So, you've decided to use npm to develop (and maybe publish/deploy) your project.
There are a few things that you need to do above the simple steps that your users will do to install your program.
These are man pages. If you install npm, you should be able to then do
man npm-thing to get the documentation on a particular topic, or
npm help thing to see the same information.
A package is:
- a) a folder containing a program described by a package.json file
- b) a gzipped tarball containing (a)
- c) a url that resolves to (b)
- d) a
<name>@<version>that is published on the registry with (c)
- e) a
<name>@<tag>that points to (d)
- f) a
<name>that has a "latest" tag satisfying (e)
- g) a
giturl that, when cloned, results in (a).
Even if you never publish your package, you can still get a lot of benefits of using npm if you just want to write a node program (a), and perhaps if you also want to be able to easily install it elsewhere after packing it up into a tarball (b).
Git urls can be of the form:
commit-ish can be any tag, sha, or branch which can be supplied as an argument to
git checkout. The default is whatever the repository uses as its default branch.
You need to have a
package.json file in the root of your project to do much of anything with npm. That is basically the whole interface.
package.json for details about what goes in that file. At the very least, you need:
It does not necessarily need to match your github repository name.
bar-jsare bad names.
version: A semver-compatible version.
engines: Specify the versions of node (or whatever else) that your program runs on. The node API changes a lot, and there may be bugs or new functionality that you depend on. Be explicit.
author: Take some credit.
scripts: If you have a special compilation or installation script, then you should put it in the
scriptsobject. You should definitely have at least a basic smoke-test command as the "scripts.test" field. See scripts.
main: If you have a single module that serves as the entry point to your program (like what the "foo" package gives you at require("foo")), then you need to specify that in the "main" field.
directories: This is an object mapping names to folders. The best ones to include are "lib" and "doc", but if you use "man" to specify a folder full of man pages, they'll get installed just like these ones.
You can use
npm init in the root of your package in order to get you started with a pretty basic package.json file. See
npm init for more info.
.npmignore file to keep stuff out of your package. If there's no
.npmignore file, but there is a
.gitignore file, then npm will ignore the stuff matched by the
.gitignore file. If you want to include something that is excluded by your
.gitignore file, you can create an empty
.npmignore file to override it. Like
npm looks for
.gitignore files in all subdirectories of your package, not only the root directory.
.npmignore files follow the same pattern rules as
- Blank lines or lines starting with
- Standard glob patterns work.
- You can end patterns with a forward slash
/to specify a directory.
- You can negate a pattern by starting it with an exclamation point
By default, the following paths and files are ignored, so there's no need to add them to
Additionally, everything in
node_modules is ignored, except for bundled dependencies. npm automatically handles this for you, so don't bother adding
The following paths and files are never ignored, so adding them to
.npmignore is pointless:
README(and its variants)
CHANGELOG(and its variants)
If, given the structure of your project, you find
.npmignore to be a maintenance headache, you might instead try populating the
files property of
package.json, which is an array of file or directory names that should be included in your package.

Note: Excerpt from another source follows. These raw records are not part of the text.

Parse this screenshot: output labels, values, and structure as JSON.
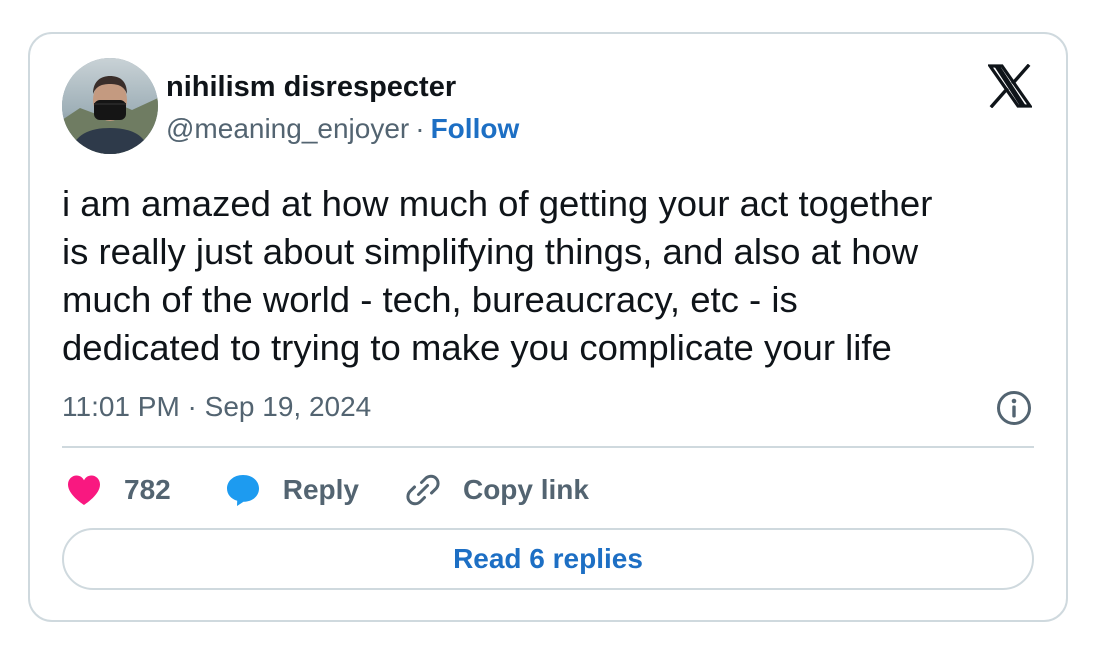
{
  "author": {
    "display_name": "nihilism disrespecter",
    "handle": "@meaning_enjoyer",
    "separator": "·",
    "follow_label": "Follow"
  },
  "platform_icon": "x-logo-icon",
  "tweet": {
    "text_lines": [
      "i am amazed at how much of getting your act together",
      "is really just about simplifying things, and also at how",
      "much of the world - tech, bureaucracy, etc - is",
      "dedicated to trying to make you complicate your life"
    ],
    "timestamp": "11:01 PM · Sep 19, 2024"
  },
  "actions": {
    "like_count": "782",
    "reply_label": "Reply",
    "copy_link_label": "Copy link"
  },
  "read_replies_label": "Read 6 replies",
  "colors": {
    "link_blue": "#1d6fc4",
    "like_pink": "#f91880",
    "reply_blue": "#1d9bf0",
    "secondary_text": "#536471",
    "border": "#cfd9de"
  }
}
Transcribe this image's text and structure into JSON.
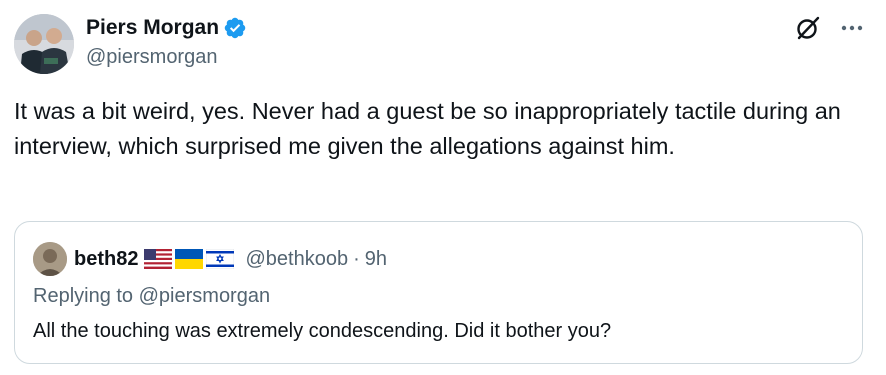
{
  "author": {
    "display_name": "Piers Morgan",
    "handle": "@piersmorgan",
    "verified": true,
    "verified_color": "#1d9bf0",
    "avatar_icon": "avatar-photo"
  },
  "header_actions": {
    "grok_icon": "grok-icon",
    "more_icon": "more-icon"
  },
  "tweet": {
    "text": "It was a bit weird, yes. Never had a guest be so inappropriately tactile during an interview, which surprised me given the allegations against him."
  },
  "quoted": {
    "display_name": "beth82",
    "flags": [
      "us-flag-icon",
      "ukraine-flag-icon",
      "israel-flag-icon"
    ],
    "handle": "@bethkoob",
    "separator": "·",
    "time": "9h",
    "replying_prefix": "Replying to",
    "replying_to": "@piersmorgan",
    "text": "All the touching was extremely condescending. Did it bother you?"
  }
}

Sometimes manually picking which items to allow is easier to manage than building a block list.
If you want to double check that your package will include only the files you intend it to when published, you can run the
npm pack command locally which will generate a tarball in the working directory, the same way it does for publishing.
npm link is designed to install a development package and see the changes in real time without having to keep re-installing it. (You do need to either re-link or
npm rebuild -g to update compiled packages, of course.)
More info at
This is important.
If you can not install it locally, you'll have problems trying to publish it. Or, worse yet, you'll be able to publish it, but you'll be publishing a broken or pointless package. So don't do that.
In the root of your package, do this:
npm install . -g
That'll show you that it's working. If you'd rather just create a symlink package that points to your working directory, then do this:
npm ls -g to see if it's there.
To test a local install, go into some other folder, and then do:
cd ../some-other-foldernpm install ../my-package
to install it locally into the node_modules folder in that other place.
Then go into the node-repl, and try using require("my-thing") to bring in your module's main module.
Create a user with the adduser command. It works like this:
and then follow the prompts.
This is documented better in npm adduser.
This part's easy. In the root of your folder, do this:
You can give publish a url to a tarball, or a filename of a tarball, or a path to a folder.
Note that pretty much everything in that folder will be exposed by default. So, if you have secret stuff in there, use a
.npmignore file to list out the globs to ignore, or publish from a fresh checkout.
Send emails, write blogs, blab in IRC.
Tell the world how easy it is to install your program!